- Exercise directions -
Your answer should consist of the lines below that hold the word "text".

- Extracted data -
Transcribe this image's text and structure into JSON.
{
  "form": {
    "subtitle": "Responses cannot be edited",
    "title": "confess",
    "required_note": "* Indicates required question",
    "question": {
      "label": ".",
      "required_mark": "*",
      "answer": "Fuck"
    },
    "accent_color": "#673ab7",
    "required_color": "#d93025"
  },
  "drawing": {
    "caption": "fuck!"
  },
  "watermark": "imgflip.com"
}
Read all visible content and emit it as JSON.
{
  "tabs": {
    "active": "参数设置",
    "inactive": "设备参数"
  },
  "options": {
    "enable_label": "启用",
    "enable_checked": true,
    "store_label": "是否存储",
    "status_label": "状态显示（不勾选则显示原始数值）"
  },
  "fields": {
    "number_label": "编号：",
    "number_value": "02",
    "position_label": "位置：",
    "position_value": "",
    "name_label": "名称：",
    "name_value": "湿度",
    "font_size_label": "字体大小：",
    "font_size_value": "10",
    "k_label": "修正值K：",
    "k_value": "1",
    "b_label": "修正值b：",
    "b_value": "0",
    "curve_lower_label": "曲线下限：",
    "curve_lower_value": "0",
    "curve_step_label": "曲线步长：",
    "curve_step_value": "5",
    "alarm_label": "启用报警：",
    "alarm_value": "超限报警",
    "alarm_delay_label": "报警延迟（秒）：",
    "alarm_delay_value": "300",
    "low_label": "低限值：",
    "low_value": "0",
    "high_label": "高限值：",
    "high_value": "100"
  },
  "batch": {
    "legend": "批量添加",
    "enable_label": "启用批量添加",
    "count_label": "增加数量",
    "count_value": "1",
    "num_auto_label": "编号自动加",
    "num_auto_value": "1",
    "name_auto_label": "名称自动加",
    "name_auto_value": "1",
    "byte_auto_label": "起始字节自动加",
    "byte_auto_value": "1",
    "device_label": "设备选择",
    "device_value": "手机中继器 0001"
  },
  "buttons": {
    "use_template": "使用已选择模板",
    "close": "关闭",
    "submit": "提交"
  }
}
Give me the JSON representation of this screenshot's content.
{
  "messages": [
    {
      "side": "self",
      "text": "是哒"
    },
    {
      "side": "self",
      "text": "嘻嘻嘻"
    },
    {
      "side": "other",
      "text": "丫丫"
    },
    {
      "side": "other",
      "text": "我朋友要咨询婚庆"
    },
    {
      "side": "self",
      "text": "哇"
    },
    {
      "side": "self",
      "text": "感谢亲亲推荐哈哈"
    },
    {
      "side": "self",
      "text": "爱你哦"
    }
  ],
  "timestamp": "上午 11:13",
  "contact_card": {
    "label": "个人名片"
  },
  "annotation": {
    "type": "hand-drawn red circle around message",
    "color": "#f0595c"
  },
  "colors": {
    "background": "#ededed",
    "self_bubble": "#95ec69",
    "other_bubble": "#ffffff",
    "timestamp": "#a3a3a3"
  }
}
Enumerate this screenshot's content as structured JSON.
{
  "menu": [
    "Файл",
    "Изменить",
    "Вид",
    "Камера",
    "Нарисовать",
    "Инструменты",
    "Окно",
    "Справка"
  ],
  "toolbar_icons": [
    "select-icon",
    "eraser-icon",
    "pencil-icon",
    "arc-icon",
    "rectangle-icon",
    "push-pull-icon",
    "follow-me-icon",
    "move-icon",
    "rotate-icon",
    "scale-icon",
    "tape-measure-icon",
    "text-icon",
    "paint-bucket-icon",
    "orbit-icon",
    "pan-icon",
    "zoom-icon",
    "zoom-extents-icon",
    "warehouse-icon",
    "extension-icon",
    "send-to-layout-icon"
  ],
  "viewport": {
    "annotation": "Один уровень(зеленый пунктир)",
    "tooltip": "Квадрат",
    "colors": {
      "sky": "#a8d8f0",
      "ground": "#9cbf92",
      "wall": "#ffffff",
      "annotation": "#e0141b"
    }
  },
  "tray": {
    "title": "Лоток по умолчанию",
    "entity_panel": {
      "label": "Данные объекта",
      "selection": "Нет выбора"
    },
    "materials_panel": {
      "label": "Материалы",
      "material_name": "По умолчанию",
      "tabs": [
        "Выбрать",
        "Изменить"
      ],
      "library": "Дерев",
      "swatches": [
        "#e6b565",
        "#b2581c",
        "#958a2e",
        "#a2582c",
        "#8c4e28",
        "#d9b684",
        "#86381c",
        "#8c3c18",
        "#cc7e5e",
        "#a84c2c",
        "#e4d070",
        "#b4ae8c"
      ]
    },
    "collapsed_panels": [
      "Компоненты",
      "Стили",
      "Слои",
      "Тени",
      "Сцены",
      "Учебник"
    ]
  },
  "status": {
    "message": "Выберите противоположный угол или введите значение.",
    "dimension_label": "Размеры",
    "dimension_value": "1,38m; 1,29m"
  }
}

- Written solution -
Transcribe this image's text and structure into JSON.
      "text": "是哒"
      "text": "嘻嘻嘻"
      "text": "丫丫"
      "text": "我朋友要咨询婚庆"
      "text": "哇"
      "text": "感谢亲亲推荐哈哈"
      "text": "爱你哦"
    "text-icon",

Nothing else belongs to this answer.